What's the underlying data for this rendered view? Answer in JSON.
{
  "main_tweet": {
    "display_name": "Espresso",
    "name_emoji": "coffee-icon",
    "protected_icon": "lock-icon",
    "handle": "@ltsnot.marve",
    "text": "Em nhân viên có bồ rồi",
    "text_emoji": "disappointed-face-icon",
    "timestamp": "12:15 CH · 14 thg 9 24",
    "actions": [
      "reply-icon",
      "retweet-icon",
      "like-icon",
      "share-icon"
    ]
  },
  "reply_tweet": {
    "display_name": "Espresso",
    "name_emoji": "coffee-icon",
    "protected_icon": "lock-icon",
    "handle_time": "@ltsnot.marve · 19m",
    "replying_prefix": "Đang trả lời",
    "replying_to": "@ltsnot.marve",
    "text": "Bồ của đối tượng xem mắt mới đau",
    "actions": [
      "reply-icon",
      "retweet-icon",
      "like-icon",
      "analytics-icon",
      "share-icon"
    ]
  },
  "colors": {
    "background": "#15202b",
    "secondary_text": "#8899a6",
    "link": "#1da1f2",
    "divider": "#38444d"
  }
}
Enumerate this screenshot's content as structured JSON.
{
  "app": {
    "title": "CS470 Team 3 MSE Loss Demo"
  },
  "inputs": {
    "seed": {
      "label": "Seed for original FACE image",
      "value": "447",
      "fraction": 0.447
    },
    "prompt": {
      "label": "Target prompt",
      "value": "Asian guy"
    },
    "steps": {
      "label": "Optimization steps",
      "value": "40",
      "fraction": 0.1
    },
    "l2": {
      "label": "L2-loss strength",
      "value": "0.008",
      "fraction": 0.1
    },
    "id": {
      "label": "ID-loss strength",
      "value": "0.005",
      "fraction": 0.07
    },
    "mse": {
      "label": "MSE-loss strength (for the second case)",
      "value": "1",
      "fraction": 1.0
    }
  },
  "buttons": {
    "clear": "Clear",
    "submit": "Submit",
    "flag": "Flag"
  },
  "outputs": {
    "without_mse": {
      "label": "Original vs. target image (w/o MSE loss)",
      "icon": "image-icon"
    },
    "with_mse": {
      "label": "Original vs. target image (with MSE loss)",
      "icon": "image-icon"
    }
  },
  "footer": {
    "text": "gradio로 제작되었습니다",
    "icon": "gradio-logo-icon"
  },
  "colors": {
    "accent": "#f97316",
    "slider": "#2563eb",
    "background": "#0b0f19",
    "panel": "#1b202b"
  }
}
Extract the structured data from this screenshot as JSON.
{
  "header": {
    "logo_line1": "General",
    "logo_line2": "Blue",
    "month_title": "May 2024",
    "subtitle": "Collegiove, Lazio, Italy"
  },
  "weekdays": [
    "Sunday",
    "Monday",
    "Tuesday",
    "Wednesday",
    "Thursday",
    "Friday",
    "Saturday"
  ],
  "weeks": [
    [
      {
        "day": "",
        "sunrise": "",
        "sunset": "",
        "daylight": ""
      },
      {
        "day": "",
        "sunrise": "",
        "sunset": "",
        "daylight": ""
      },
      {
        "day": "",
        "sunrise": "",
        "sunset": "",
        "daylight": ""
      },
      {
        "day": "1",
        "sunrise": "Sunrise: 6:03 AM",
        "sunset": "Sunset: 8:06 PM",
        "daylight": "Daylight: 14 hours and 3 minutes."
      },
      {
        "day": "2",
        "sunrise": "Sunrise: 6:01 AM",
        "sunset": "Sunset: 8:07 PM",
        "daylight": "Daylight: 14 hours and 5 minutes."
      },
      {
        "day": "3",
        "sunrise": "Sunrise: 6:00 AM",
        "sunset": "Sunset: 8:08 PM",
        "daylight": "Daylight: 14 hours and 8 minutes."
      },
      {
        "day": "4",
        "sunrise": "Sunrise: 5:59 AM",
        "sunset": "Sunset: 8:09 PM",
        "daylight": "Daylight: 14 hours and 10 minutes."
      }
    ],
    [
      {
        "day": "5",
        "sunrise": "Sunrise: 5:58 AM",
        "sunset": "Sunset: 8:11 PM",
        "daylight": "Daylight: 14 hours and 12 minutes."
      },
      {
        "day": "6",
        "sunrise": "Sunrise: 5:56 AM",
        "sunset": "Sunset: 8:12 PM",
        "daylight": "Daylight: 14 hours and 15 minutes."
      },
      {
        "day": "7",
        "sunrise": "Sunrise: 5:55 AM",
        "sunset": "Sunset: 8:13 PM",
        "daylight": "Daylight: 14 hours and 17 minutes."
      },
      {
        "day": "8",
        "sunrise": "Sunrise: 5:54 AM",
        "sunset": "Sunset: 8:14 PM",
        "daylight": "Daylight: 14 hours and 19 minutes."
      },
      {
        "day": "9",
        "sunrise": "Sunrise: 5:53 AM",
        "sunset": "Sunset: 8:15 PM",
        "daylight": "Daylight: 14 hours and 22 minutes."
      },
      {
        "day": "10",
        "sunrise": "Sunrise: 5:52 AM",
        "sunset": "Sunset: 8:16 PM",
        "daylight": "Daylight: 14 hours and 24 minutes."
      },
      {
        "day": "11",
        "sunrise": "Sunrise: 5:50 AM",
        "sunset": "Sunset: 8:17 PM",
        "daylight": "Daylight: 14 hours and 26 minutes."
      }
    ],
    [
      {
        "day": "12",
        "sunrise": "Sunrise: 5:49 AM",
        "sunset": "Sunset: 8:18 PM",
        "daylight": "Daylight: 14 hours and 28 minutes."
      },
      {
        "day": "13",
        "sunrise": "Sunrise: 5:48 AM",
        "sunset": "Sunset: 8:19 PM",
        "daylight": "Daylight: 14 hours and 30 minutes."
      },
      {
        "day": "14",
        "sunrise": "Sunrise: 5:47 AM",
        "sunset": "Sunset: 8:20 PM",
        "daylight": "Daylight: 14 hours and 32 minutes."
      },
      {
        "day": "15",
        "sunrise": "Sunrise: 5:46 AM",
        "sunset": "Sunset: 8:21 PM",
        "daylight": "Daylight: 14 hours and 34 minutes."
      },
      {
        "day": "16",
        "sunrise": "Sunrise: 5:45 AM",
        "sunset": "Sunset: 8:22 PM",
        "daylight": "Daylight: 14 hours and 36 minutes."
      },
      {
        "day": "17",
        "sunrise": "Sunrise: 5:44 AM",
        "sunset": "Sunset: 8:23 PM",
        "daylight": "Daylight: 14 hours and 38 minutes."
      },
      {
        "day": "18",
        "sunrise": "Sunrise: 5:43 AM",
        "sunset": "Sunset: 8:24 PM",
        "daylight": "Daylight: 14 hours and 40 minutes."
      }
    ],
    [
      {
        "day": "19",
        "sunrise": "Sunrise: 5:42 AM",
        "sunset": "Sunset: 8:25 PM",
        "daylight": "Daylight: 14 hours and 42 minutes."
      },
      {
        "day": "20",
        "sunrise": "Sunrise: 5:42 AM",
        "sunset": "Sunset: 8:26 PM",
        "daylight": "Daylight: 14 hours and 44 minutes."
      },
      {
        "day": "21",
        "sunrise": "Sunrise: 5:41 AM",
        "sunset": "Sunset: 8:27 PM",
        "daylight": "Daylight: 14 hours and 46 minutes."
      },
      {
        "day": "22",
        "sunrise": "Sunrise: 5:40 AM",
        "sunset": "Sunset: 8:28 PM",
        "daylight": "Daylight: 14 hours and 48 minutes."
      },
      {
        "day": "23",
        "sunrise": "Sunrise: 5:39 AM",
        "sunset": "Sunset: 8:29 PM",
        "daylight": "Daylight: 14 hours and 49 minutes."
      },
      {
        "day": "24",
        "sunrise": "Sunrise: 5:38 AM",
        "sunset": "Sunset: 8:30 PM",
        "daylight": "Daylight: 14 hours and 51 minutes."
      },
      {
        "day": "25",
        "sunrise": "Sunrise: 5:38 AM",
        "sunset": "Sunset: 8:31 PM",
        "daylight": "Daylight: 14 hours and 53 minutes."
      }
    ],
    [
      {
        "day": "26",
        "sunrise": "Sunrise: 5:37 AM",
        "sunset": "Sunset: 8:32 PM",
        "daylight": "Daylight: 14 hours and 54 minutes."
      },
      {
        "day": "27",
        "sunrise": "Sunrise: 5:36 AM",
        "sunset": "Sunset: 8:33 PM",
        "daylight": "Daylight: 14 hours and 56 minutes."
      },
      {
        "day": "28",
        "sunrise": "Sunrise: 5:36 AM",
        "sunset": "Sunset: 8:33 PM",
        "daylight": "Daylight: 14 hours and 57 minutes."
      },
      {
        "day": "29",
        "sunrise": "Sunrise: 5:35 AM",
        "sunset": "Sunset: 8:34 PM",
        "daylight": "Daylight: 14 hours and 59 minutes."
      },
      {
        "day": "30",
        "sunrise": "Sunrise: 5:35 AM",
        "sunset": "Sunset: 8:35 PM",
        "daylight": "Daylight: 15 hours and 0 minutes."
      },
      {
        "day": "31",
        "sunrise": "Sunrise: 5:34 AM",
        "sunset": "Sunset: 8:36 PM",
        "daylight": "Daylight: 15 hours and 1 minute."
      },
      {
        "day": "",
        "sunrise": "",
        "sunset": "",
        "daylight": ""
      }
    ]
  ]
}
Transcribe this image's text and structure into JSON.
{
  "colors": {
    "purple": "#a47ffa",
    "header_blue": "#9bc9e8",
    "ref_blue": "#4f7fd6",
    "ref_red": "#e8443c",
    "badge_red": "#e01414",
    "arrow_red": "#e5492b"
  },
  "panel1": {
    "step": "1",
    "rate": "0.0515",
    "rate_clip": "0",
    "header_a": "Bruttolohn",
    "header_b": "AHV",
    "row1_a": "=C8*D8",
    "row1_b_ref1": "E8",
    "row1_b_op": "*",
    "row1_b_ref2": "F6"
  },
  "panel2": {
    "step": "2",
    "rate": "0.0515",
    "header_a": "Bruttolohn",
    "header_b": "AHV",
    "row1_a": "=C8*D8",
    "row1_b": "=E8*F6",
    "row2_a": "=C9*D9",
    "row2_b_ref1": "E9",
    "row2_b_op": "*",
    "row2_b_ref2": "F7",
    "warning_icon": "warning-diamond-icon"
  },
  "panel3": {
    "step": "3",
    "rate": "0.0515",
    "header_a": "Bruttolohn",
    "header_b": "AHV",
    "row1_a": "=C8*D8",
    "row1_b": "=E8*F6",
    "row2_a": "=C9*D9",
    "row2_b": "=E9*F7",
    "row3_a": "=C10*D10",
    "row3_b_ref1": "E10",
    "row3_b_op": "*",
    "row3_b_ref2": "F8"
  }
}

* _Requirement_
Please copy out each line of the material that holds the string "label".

* _Solution for this exercise_
      "label": "Seed for original FACE image",
      "label": "Target prompt",
      "label": "Optimization steps",
      "label": "L2-loss strength",
      "label": "ID-loss strength",
      "label": "MSE-loss strength (for the second case)",
      "label": "Original vs. target image (w/o MSE loss)",
      "label": "Original vs. target image (with MSE loss)",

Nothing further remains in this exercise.